» YOUR ASSIGNMENT:
Give the number of lines in the records below that contain the word "duration", and nothing more.

» INPUT DATA:
=== Begin Enclosure ===

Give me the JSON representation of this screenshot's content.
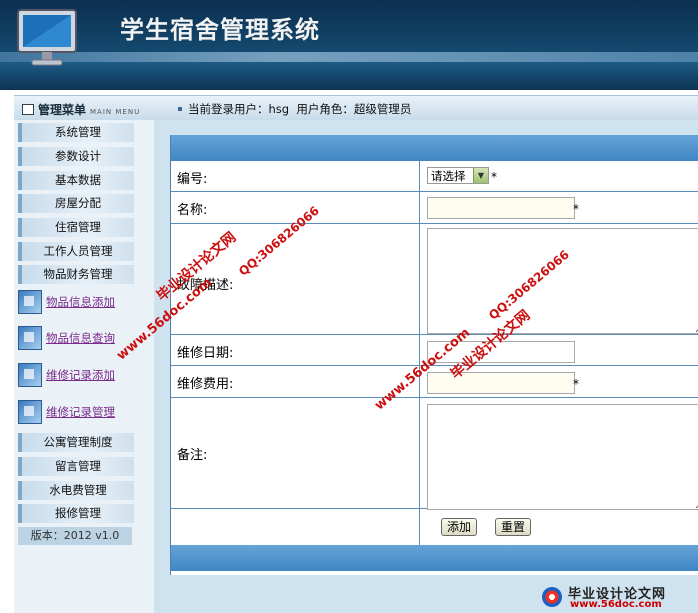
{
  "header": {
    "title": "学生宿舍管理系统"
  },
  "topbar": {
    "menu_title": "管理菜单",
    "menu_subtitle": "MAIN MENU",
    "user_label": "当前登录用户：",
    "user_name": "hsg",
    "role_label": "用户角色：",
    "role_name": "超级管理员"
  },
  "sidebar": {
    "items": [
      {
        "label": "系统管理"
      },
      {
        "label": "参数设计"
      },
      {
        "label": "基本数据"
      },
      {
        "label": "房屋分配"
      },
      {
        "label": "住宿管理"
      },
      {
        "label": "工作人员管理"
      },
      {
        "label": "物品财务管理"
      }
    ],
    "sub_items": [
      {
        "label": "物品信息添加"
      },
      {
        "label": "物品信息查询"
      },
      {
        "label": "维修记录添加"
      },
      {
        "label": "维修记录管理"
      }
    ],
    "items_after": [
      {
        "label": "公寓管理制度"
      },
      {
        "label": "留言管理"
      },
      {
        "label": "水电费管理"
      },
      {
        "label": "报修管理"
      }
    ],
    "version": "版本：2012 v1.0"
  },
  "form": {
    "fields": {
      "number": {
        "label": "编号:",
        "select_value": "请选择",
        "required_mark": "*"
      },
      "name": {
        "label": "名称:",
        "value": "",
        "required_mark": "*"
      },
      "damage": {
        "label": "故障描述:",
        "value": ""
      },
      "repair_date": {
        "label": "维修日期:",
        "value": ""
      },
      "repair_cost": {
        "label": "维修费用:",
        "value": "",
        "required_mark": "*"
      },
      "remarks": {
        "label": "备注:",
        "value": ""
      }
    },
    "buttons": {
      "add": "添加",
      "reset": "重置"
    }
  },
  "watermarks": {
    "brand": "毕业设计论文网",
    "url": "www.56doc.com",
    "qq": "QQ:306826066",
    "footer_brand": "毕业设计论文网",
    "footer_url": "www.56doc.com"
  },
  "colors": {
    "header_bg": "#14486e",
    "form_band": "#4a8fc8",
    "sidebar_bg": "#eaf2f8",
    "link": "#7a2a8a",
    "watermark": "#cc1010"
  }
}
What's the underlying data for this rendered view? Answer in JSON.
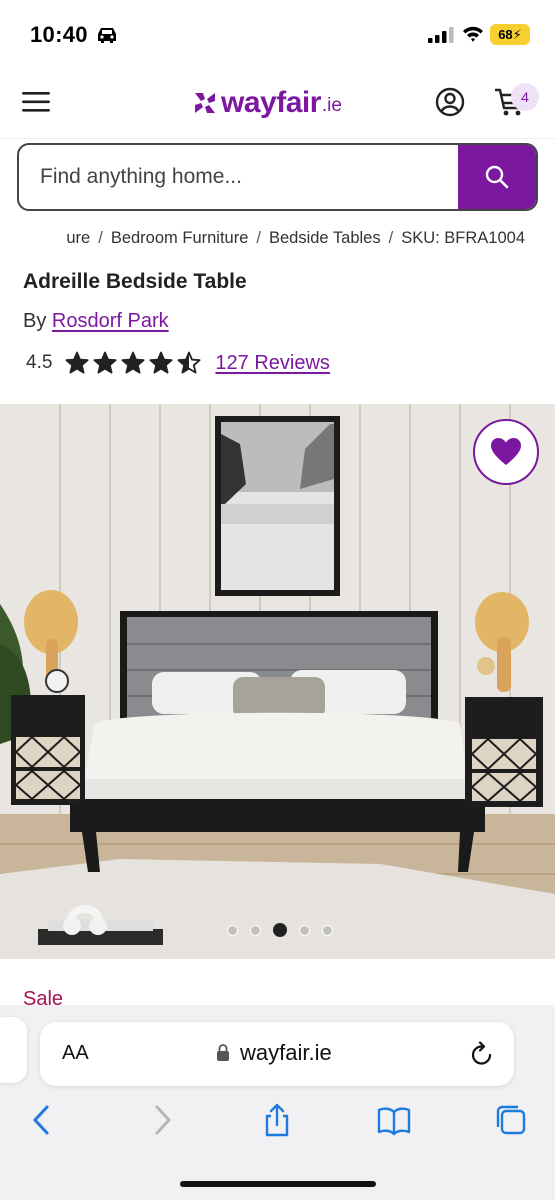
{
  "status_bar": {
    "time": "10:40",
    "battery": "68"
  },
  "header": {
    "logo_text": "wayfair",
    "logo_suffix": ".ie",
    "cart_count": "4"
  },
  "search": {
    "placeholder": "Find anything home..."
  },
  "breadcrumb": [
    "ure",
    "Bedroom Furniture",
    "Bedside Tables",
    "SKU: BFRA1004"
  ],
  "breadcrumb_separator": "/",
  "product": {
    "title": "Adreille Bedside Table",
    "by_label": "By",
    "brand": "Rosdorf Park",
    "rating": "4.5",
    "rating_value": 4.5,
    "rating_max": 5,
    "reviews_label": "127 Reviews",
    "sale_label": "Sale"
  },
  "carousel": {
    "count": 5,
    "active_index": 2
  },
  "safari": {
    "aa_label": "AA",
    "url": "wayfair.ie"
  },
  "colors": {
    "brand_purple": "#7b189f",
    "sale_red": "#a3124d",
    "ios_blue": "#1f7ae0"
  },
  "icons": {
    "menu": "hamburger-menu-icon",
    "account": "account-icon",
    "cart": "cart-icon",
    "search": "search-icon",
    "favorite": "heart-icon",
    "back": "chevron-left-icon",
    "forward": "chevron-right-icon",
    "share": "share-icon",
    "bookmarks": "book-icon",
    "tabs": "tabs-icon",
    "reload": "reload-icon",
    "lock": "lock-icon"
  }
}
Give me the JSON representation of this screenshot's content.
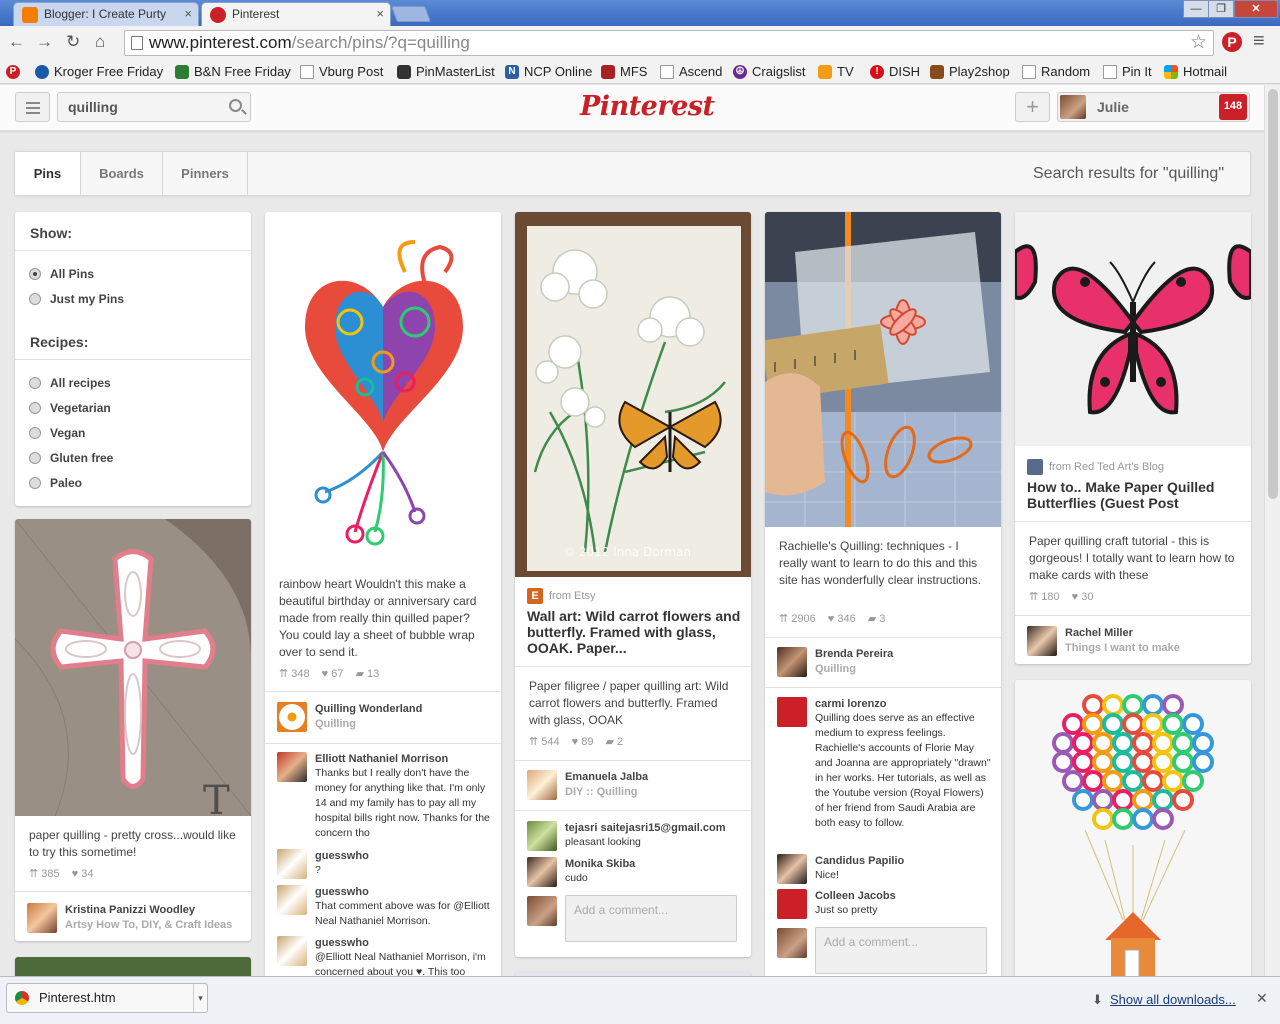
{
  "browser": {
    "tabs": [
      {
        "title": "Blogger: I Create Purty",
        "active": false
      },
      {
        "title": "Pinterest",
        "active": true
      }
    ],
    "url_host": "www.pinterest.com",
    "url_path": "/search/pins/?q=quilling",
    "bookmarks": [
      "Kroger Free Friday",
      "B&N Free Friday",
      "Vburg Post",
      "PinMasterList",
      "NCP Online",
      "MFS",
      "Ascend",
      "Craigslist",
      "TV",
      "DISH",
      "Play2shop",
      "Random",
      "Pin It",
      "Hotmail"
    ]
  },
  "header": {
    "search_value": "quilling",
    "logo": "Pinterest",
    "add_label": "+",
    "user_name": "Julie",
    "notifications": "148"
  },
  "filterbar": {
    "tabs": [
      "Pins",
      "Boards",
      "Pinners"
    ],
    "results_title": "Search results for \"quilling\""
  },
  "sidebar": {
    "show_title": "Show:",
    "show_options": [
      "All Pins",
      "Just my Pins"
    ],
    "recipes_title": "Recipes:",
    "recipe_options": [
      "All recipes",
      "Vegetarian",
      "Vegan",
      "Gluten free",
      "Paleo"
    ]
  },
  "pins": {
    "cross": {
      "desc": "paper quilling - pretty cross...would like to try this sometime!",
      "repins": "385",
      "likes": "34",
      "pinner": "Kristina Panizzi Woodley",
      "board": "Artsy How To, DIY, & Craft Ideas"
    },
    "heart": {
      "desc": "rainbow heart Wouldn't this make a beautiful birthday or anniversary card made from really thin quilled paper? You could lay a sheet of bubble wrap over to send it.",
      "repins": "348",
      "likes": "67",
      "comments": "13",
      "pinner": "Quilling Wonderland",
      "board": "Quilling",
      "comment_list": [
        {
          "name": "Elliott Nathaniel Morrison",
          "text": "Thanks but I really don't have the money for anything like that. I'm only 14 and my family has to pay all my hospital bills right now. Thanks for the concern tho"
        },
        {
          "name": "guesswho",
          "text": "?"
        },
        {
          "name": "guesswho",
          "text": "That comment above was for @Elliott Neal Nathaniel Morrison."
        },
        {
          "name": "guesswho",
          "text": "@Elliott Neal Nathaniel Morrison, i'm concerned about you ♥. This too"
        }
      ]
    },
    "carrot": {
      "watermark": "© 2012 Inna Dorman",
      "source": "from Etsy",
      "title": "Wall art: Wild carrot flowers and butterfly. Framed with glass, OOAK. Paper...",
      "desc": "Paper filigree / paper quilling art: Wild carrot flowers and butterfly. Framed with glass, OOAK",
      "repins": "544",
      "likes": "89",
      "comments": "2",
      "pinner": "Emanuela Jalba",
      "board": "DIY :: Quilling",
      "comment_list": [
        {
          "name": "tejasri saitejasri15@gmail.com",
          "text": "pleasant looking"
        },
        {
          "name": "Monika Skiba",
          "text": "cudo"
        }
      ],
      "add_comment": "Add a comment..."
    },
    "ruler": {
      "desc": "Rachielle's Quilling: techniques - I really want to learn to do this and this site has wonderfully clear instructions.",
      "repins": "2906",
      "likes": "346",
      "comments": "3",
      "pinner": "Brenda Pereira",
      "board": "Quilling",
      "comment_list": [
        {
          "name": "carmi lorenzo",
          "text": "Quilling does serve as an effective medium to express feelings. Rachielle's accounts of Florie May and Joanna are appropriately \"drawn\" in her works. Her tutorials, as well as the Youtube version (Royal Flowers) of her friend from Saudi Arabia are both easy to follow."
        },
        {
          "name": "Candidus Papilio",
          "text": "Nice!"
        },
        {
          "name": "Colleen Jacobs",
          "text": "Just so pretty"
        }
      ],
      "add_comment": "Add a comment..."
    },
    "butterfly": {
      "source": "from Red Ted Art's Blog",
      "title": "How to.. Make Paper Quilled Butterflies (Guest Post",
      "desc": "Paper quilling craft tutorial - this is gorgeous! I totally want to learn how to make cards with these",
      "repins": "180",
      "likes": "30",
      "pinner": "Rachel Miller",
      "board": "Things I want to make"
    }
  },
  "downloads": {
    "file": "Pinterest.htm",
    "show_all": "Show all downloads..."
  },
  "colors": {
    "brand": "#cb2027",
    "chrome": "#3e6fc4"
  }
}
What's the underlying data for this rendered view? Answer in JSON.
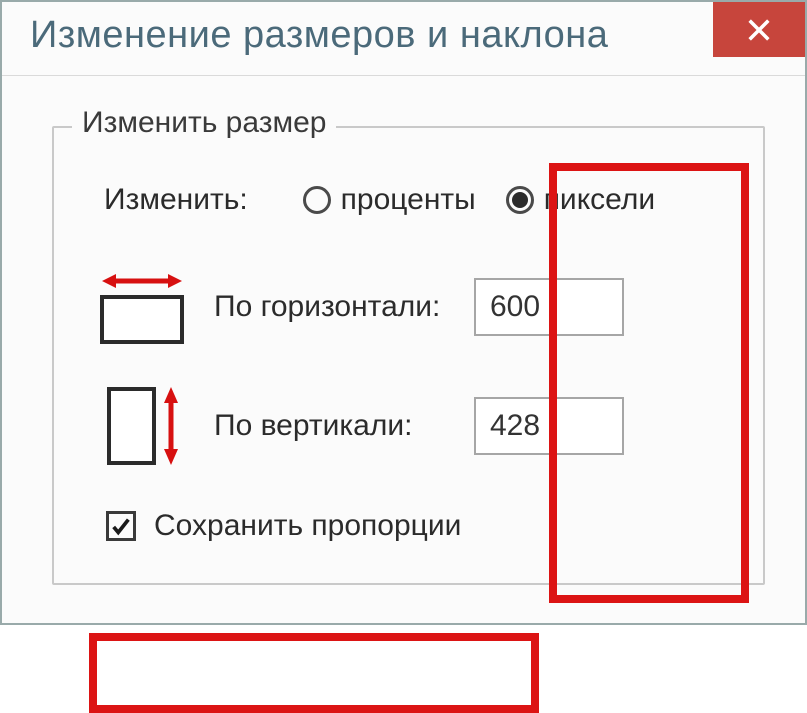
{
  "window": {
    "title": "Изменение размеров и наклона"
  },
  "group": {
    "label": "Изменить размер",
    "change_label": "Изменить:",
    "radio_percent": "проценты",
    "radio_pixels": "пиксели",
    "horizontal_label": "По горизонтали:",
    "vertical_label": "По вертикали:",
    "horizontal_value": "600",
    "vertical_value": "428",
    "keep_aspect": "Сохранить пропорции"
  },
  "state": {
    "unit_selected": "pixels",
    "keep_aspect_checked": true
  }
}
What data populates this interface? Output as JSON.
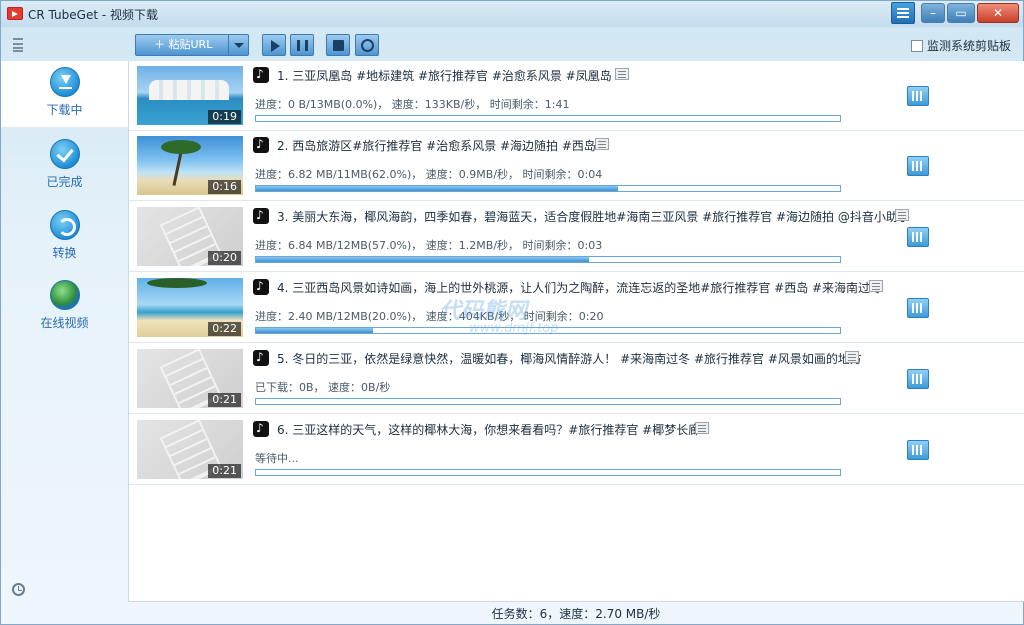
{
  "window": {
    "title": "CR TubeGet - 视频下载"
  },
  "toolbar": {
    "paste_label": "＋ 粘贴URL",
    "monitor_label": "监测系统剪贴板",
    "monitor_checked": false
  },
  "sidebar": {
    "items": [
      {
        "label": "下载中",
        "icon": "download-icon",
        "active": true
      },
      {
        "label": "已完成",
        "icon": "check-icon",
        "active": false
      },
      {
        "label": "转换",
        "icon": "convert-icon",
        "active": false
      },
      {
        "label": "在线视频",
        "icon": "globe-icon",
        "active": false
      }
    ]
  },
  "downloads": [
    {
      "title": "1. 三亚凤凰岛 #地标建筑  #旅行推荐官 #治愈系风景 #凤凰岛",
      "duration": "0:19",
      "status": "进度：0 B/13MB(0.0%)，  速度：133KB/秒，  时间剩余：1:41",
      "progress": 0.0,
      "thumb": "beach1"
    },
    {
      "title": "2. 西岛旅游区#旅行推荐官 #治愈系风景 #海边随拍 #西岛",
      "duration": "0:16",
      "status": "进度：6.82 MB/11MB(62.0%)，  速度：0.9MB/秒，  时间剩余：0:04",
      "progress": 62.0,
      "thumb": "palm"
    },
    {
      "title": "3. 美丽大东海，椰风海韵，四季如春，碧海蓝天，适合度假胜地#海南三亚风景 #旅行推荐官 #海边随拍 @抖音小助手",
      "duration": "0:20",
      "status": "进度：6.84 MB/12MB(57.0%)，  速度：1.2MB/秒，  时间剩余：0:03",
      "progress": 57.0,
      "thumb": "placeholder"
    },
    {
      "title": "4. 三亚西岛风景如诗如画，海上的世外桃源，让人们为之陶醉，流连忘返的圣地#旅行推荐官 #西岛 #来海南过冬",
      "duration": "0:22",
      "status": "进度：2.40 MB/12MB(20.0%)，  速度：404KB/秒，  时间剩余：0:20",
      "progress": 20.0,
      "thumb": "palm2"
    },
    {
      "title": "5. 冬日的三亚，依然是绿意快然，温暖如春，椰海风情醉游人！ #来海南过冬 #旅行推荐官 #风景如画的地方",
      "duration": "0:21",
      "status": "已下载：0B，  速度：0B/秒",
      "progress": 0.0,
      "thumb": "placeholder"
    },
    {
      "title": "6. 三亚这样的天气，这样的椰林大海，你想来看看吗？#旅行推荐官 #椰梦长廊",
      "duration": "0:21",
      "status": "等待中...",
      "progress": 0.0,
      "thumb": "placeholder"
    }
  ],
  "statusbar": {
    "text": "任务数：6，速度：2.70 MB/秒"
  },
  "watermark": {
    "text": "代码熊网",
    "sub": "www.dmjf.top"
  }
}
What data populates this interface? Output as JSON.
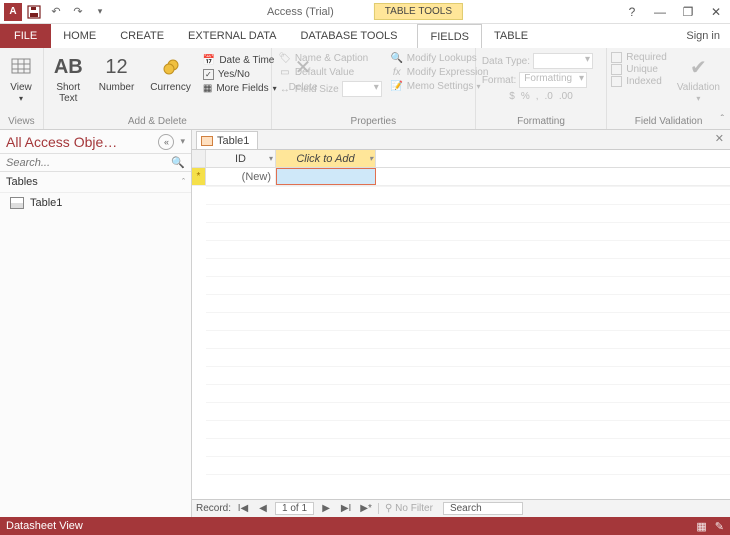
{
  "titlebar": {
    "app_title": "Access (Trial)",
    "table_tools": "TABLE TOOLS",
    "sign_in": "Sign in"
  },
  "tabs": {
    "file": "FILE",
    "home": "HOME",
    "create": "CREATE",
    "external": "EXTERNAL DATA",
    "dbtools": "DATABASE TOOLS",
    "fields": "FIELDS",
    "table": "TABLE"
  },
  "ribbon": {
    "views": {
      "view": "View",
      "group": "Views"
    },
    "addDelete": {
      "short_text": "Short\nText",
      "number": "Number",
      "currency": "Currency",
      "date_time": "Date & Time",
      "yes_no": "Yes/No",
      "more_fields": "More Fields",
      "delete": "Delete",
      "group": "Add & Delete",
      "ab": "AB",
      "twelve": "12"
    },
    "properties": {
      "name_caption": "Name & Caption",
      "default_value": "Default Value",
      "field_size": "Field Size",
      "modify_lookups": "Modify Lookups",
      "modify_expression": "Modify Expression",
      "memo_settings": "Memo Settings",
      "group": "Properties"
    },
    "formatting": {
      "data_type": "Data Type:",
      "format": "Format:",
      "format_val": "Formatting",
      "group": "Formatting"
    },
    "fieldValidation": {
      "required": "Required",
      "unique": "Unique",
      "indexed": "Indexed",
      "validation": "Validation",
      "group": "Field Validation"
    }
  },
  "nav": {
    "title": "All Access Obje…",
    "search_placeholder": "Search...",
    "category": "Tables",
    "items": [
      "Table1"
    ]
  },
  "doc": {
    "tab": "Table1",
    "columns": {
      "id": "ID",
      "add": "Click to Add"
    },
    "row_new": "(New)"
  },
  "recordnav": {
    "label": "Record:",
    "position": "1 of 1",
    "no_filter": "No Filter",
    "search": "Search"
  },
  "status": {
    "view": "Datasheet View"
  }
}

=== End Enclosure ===

» TASK RESPONSE:
6